Task goal
Return all of the entries below, word for word. Omit each picture.

Provided material
━━━━━━━━━━━━━━━━

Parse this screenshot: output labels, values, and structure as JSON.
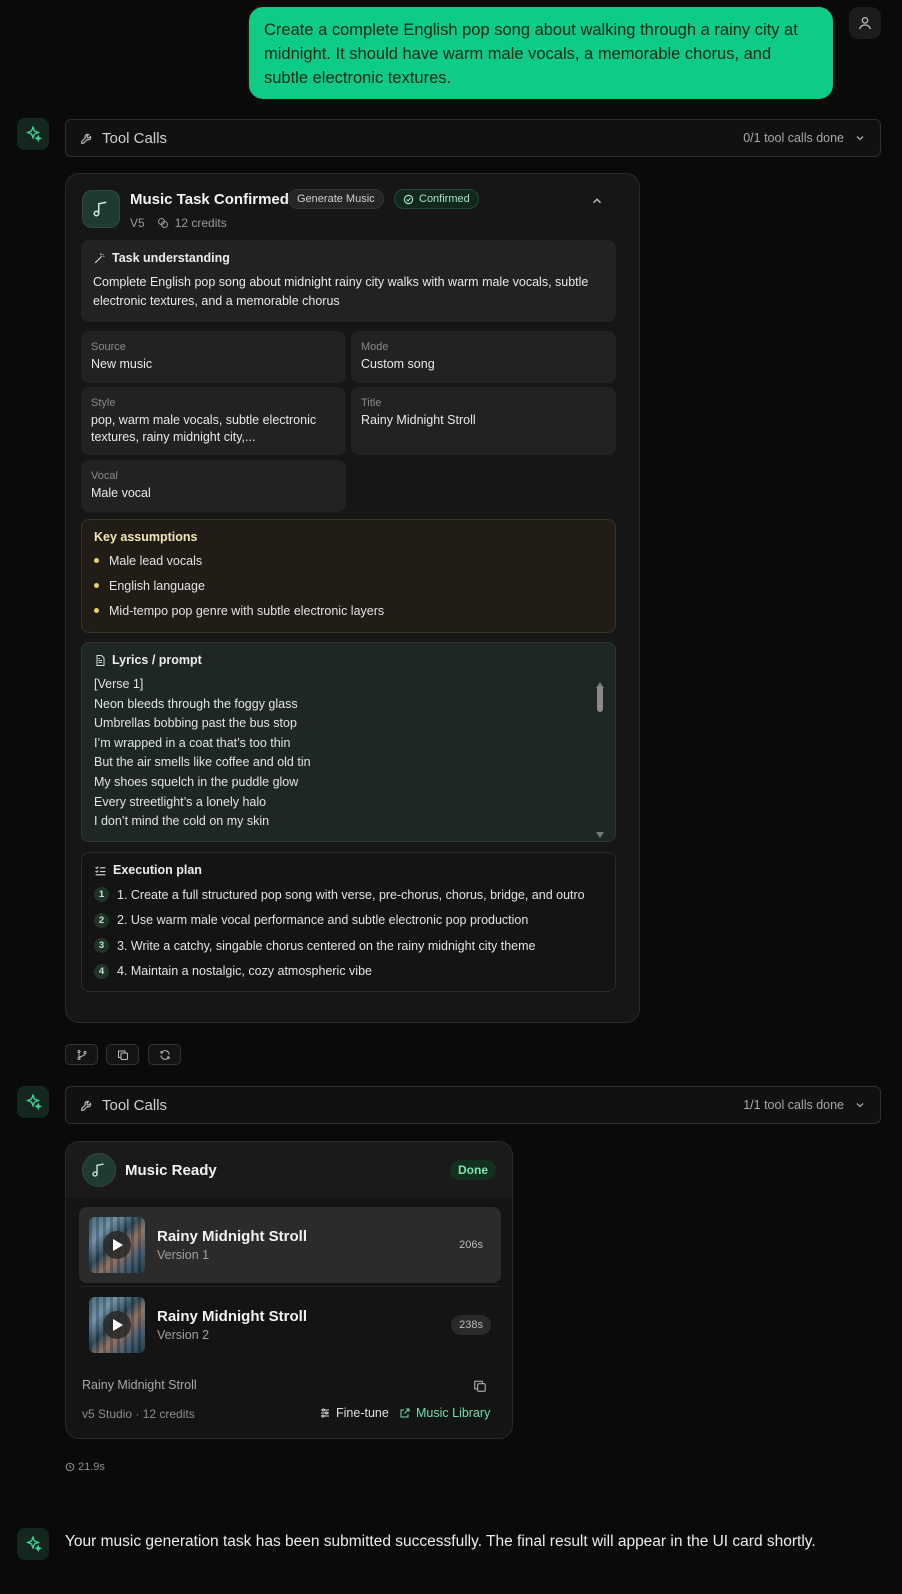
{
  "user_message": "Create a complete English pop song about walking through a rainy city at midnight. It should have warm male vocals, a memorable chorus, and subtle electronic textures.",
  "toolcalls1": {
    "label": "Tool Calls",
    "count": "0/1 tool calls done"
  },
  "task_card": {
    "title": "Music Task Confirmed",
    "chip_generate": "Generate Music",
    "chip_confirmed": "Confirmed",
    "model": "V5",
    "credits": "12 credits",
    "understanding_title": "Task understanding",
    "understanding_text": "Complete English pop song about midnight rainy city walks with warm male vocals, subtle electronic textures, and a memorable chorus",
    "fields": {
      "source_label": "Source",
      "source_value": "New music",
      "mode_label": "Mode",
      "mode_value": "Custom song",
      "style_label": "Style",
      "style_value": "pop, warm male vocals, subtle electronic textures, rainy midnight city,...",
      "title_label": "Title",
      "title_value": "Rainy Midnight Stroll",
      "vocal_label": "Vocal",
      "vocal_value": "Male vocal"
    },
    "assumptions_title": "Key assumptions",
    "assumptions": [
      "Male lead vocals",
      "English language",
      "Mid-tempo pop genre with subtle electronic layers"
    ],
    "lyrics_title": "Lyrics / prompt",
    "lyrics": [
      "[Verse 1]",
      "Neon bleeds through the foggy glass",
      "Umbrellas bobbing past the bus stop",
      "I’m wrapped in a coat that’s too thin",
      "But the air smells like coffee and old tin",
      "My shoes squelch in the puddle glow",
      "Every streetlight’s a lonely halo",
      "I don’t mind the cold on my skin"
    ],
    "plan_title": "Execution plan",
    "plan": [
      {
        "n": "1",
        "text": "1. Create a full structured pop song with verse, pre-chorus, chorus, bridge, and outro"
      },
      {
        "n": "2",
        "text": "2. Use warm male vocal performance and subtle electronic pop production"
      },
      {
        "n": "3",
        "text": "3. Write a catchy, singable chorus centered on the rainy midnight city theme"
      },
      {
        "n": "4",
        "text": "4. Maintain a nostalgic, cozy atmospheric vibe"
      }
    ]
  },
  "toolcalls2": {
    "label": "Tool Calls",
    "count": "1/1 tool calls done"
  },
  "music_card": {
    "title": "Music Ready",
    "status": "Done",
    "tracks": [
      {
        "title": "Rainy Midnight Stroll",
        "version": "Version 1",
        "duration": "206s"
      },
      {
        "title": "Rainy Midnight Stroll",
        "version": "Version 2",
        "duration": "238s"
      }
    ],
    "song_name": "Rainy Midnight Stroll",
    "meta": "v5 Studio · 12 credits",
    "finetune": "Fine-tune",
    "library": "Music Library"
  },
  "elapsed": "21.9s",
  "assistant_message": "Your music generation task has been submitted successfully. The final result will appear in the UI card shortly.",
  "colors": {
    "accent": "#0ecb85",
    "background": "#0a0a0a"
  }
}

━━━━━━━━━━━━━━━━

Reply
Parse this screenshot: output labels, values, and structure as JSON.
{
  "user_message": "Create a complete English pop song about walking through a rainy city at midnight. It should have warm male vocals, a memorable chorus, and subtle electronic textures.",
  "toolcalls1": {
    "label": "Tool Calls",
    "count": "0/1 tool calls done"
  },
  "task_card": {
    "title": "Music Task Confirmed",
    "chip_generate": "Generate Music",
    "chip_confirmed": "Confirmed",
    "model": "V5",
    "credits": "12 credits",
    "understanding_title": "Task understanding",
    "understanding_text": "Complete English pop song about midnight rainy city walks with warm male vocals, subtle electronic textures, and a memorable chorus",
    "fields": {
      "source_label": "Source",
      "source_value": "New music",
      "mode_label": "Mode",
      "mode_value": "Custom song",
      "style_label": "Style",
      "style_value": "pop, warm male vocals, subtle electronic textures, rainy midnight city,...",
      "title_label": "Title",
      "title_value": "Rainy Midnight Stroll",
      "vocal_label": "Vocal",
      "vocal_value": "Male vocal"
    },
    "assumptions_title": "Key assumptions",
    "assumptions": [
      "Male lead vocals",
      "English language",
      "Mid-tempo pop genre with subtle electronic layers"
    ],
    "lyrics_title": "Lyrics / prompt",
    "lyrics": [
      "[Verse 1]",
      "Neon bleeds through the foggy glass",
      "Umbrellas bobbing past the bus stop",
      "I’m wrapped in a coat that’s too thin",
      "But the air smells like coffee and old tin",
      "My shoes squelch in the puddle glow",
      "Every streetlight’s a lonely halo",
      "I don’t mind the cold on my skin"
    ],
    "plan_title": "Execution plan",
    "plan": [
      {
        "n": "1",
        "text": "1. Create a full structured pop song with verse, pre-chorus, chorus, bridge, and outro"
      },
      {
        "n": "2",
        "text": "2. Use warm male vocal performance and subtle electronic pop production"
      },
      {
        "n": "3",
        "text": "3. Write a catchy, singable chorus centered on the rainy midnight city theme"
      },
      {
        "n": "4",
        "text": "4. Maintain a nostalgic, cozy atmospheric vibe"
      }
    ]
  },
  "toolcalls2": {
    "label": "Tool Calls",
    "count": "1/1 tool calls done"
  },
  "music_card": {
    "title": "Music Ready",
    "status": "Done",
    "tracks": [
      {
        "title": "Rainy Midnight Stroll",
        "version": "Version 1",
        "duration": "206s"
      },
      {
        "title": "Rainy Midnight Stroll",
        "version": "Version 2",
        "duration": "238s"
      }
    ],
    "song_name": "Rainy Midnight Stroll",
    "meta": "v5 Studio · 12 credits",
    "finetune": "Fine-tune",
    "library": "Music Library"
  },
  "elapsed": "21.9s",
  "assistant_message": "Your music generation task has been submitted successfully. The final result will appear in the UI card shortly.",
  "colors": {
    "accent": "#0ecb85",
    "background": "#0a0a0a"
  }
}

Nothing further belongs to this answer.